Many veterans who receive benefits fear their benefits may be taken away at any point in time. Unfortunately, this fear of disability ratings potentially being lowered if there is substantial evidence that the veteran has made improvement deters people from seeking and fully engaging in well-needed treatment. For instance, if a service-connected veteran engages in an evidenced-based trauma-focused treatment for PTSD that has been shown to reduce symptoms upon full completion, and as a result of that treatment their overall dysfunction decreases, that veteran could be at risk of decreased disability ratings if that improvement is documented and gathered during a medical evaluation. Veterans who know the disability rating system may be deterred from seeking care at the VA because of that potential. The more dysfunction one has, the more money they receive; so increased symptomology is incentivized and reinforced. If veterans struggle with employment and optimal functioning, it makes sense that those veterans may not want to show improvement. This is one lens to look through.
Unfortunately, there is no perfect solution to this problem. However, there has been plenty of debate about possible solutions. One solution discussed would be to extend the time period between the rating system from the initial evaluation and reevaluation. This solution could assist with decreasing stigma and reducing the fear of losing a percentage rating with the potential benefit of encouraging people to fully engage in well-needed treatment. This would allow veterans to seek a high standard of care, receive benefits, and practice their skill-sets learned with a longer time to adjust for life stressors that may continue to exacerbate symptoms. If there is no reoccurrence of symptoms, then one may experience a reduction in compensation. If there continues to be notable impairment, then the percentage of disability rating could stay the same or increase. Another potential solution is to continue the private-public partnership so that veterans can receive care outside of the VA. If veterans fear that making progress would jeopardize their disability rating when seeking care at the VA, those concerns are potentially lessened with treatment in the private sector. These issues about disability ratings and improvement in functioning are only a few of the many issues debated in the current veterans’ issues climate. Although they are hotly debated, the pendulum is moving in the right direction by placing our veterans first.

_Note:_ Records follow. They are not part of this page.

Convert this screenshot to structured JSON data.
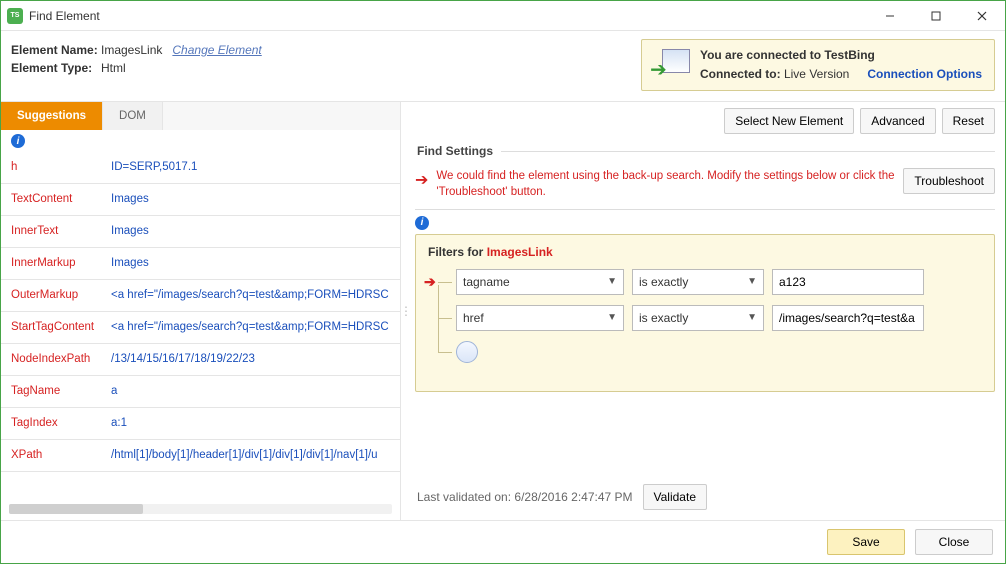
{
  "window": {
    "title": "Find Element"
  },
  "element": {
    "name_label": "Element Name:",
    "name": "ImagesLink",
    "change_link": "Change Element",
    "type_label": "Element Type:",
    "type": "Html"
  },
  "connection": {
    "top": "You are connected to TestBing",
    "connected_to_label": "Connected to:",
    "connected_to_value": "Live Version",
    "options_label": "Connection Options"
  },
  "tabs": {
    "suggestions": "Suggestions",
    "dom": "DOM"
  },
  "buttons": {
    "select_new": "Select New Element",
    "advanced": "Advanced",
    "reset": "Reset",
    "troubleshoot": "Troubleshoot",
    "validate": "Validate",
    "save": "Save",
    "close": "Close"
  },
  "find_settings": {
    "header": "Find Settings",
    "warning": "We could find the element using the back-up search. Modify the settings below or click the 'Troubleshoot' button.",
    "filters_prefix": "Filters for ",
    "filters_target": "ImagesLink",
    "filters": [
      {
        "attr": "tagname",
        "op": "is exactly",
        "value": "a123"
      },
      {
        "attr": "href",
        "op": "is exactly",
        "value": "/images/search?q=test&a"
      }
    ],
    "last_validated_label": "Last validated on:",
    "last_validated_value": "6/28/2016 2:47:47 PM"
  },
  "suggestions": [
    {
      "k": "h",
      "v": "ID=SERP,5017.1"
    },
    {
      "k": "TextContent",
      "v": "Images"
    },
    {
      "k": "InnerText",
      "v": "Images"
    },
    {
      "k": "InnerMarkup",
      "v": "Images"
    },
    {
      "k": "OuterMarkup",
      "v": "<a href=\"/images/search?q=test&amp;FORM=HDRSC"
    },
    {
      "k": "StartTagContent",
      "v": "<a href=\"/images/search?q=test&amp;FORM=HDRSC"
    },
    {
      "k": "NodeIndexPath",
      "v": "/13/14/15/16/17/18/19/22/23"
    },
    {
      "k": "TagName",
      "v": "a"
    },
    {
      "k": "TagIndex",
      "v": "a:1"
    },
    {
      "k": "XPath",
      "v": "/html[1]/body[1]/header[1]/div[1]/div[1]/div[1]/nav[1]/u"
    }
  ]
}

VA Disability Rating System. 2017. US Department of Veterans Affairs, Washington, DC. Available online at http://www.va.gov/compensation/rates-index.asp